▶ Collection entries

---

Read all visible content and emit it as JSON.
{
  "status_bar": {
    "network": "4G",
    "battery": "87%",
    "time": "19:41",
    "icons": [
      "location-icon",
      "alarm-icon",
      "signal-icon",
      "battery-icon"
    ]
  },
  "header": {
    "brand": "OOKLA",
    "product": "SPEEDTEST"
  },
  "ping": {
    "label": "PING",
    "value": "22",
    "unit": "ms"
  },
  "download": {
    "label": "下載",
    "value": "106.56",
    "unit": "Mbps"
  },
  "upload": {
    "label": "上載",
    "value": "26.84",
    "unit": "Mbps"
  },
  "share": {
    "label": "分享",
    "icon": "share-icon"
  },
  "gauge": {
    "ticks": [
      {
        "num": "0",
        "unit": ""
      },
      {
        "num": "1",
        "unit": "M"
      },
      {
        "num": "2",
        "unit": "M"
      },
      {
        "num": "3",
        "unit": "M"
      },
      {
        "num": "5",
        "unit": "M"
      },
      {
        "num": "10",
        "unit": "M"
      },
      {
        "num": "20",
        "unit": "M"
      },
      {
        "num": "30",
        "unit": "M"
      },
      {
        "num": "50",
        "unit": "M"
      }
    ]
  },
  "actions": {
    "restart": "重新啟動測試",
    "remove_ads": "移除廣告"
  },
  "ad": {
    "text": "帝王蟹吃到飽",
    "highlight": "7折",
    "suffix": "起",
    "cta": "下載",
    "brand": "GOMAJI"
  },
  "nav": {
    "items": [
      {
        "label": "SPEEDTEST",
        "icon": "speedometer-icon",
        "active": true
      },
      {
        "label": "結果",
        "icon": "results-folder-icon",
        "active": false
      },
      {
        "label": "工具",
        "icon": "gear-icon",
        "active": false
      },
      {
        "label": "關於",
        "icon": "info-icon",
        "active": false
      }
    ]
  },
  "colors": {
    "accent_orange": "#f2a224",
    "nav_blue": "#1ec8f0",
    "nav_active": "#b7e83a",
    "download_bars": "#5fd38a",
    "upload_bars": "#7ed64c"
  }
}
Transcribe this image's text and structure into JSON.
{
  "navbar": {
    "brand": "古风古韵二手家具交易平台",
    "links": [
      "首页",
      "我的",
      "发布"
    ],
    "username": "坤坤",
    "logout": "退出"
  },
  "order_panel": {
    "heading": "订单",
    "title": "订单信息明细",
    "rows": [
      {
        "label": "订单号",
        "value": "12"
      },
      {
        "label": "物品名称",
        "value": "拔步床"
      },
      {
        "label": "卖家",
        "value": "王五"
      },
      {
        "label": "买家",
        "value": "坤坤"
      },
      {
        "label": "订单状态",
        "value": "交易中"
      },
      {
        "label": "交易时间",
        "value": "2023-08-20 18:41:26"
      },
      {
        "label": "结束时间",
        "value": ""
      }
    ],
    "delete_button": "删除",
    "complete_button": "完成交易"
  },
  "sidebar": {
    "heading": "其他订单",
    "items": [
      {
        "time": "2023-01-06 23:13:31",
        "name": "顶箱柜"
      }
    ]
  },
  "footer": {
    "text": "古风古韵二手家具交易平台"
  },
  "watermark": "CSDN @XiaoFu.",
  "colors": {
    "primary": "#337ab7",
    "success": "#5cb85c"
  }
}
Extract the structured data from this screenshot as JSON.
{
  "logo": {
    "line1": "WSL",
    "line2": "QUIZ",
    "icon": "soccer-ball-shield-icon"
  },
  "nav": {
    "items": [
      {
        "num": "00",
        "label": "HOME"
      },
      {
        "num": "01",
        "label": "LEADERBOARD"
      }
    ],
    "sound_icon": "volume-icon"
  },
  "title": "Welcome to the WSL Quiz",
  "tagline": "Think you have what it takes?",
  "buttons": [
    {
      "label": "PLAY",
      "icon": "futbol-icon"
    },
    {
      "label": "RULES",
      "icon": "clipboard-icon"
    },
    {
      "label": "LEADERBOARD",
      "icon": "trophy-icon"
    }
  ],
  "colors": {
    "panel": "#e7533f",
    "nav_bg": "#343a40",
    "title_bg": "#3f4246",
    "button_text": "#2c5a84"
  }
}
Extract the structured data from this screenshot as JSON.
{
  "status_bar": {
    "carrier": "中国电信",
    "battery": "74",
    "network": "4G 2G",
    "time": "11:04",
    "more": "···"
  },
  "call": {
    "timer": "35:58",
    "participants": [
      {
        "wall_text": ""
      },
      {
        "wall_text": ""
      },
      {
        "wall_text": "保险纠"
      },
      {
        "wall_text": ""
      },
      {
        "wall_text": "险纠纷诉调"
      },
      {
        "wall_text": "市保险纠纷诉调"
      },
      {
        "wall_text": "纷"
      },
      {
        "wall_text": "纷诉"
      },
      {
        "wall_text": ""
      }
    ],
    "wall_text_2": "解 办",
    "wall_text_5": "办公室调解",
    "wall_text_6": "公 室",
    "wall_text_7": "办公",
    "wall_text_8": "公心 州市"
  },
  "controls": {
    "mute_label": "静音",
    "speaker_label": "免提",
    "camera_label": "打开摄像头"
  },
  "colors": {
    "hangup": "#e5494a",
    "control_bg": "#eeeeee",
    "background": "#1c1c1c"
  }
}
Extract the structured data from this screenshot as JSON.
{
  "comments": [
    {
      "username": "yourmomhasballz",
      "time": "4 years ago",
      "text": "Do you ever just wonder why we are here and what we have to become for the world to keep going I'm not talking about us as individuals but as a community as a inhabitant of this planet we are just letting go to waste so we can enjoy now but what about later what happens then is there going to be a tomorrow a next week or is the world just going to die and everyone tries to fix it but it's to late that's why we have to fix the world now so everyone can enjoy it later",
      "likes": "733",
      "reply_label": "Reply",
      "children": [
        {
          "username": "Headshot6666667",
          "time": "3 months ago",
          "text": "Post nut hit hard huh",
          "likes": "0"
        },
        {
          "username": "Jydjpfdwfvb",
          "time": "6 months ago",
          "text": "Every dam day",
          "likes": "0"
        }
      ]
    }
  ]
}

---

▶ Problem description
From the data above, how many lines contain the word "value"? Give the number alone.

▶ Output
10